(Supplied records begins)

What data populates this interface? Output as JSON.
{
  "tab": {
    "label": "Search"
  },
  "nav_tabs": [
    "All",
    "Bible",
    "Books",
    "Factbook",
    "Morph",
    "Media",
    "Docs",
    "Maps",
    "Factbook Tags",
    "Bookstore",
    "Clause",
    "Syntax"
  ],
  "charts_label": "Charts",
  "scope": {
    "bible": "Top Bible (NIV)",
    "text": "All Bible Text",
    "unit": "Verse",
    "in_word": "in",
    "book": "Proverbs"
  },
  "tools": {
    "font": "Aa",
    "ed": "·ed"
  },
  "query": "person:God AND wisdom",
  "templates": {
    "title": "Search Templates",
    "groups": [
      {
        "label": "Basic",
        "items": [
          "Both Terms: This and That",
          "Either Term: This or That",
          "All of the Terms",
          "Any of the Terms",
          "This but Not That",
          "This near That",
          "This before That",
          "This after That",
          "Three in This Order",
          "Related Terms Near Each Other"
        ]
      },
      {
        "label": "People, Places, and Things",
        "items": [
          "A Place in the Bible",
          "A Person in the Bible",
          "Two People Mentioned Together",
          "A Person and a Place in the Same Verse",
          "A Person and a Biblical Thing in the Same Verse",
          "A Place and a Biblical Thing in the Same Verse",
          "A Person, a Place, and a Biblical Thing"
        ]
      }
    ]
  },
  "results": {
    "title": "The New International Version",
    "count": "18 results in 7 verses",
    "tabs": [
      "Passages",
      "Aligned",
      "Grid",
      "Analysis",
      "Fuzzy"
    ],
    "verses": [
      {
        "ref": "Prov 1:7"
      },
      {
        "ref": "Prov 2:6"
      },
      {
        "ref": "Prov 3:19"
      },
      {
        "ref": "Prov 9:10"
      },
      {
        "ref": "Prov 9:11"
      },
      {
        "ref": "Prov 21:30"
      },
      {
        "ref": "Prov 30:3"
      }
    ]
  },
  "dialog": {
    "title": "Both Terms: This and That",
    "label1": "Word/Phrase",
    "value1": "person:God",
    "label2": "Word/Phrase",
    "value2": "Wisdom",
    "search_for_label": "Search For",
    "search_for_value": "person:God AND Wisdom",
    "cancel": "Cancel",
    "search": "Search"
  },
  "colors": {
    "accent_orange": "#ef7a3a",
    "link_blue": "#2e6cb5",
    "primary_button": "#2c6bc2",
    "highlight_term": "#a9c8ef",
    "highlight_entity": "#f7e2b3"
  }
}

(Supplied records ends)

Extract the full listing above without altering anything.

What data populates this interface? Output as JSON.
{
  "tab": {
    "label": "Search"
  },
  "nav_tabs": [
    "All",
    "Bible",
    "Books",
    "Factbook",
    "Morph",
    "Media",
    "Docs",
    "Maps",
    "Factbook Tags",
    "Bookstore",
    "Clause",
    "Syntax"
  ],
  "charts_label": "Charts",
  "scope": {
    "bible": "Top Bible (NIV)",
    "text": "All Bible Text",
    "unit": "Verse",
    "in_word": "in",
    "book": "Proverbs"
  },
  "tools": {
    "font": "Aa",
    "ed": "·ed"
  },
  "query": "person:God AND wisdom",
  "templates": {
    "title": "Search Templates",
    "groups": [
      {
        "label": "Basic",
        "items": [
          "Both Terms: This and That",
          "Either Term: This or That",
          "All of the Terms",
          "Any of the Terms",
          "This but Not That",
          "This near That",
          "This before That",
          "This after That",
          "Three in This Order",
          "Related Terms Near Each Other"
        ]
      },
      {
        "label": "People, Places, and Things",
        "items": [
          "A Place in the Bible",
          "A Person in the Bible",
          "Two People Mentioned Together",
          "A Person and a Place in the Same Verse",
          "A Person and a Biblical Thing in the Same Verse",
          "A Place and a Biblical Thing in the Same Verse",
          "A Person, a Place, and a Biblical Thing"
        ]
      }
    ]
  },
  "results": {
    "title": "The New International Version",
    "count": "18 results in 7 verses",
    "tabs": [
      "Passages",
      "Aligned",
      "Grid",
      "Analysis",
      "Fuzzy"
    ],
    "verses": [
      {
        "ref": "Prov 1:7"
      },
      {
        "ref": "Prov 2:6"
      },
      {
        "ref": "Prov 3:19"
      },
      {
        "ref": "Prov 9:10"
      },
      {
        "ref": "Prov 9:11"
      },
      {
        "ref": "Prov 21:30"
      },
      {
        "ref": "Prov 30:3"
      }
    ]
  },
  "dialog": {
    "title": "Both Terms: This and That",
    "label1": "Word/Phrase",
    "value1": "person:God",
    "label2": "Word/Phrase",
    "value2": "Wisdom",
    "search_for_label": "Search For",
    "search_for_value": "person:God AND Wisdom",
    "cancel": "Cancel",
    "search": "Search"
  },
  "colors": {
    "accent_orange": "#ef7a3a",
    "link_blue": "#2e6cb5",
    "primary_button": "#2c6bc2",
    "highlight_term": "#a9c8ef",
    "highlight_entity": "#f7e2b3"
  }
}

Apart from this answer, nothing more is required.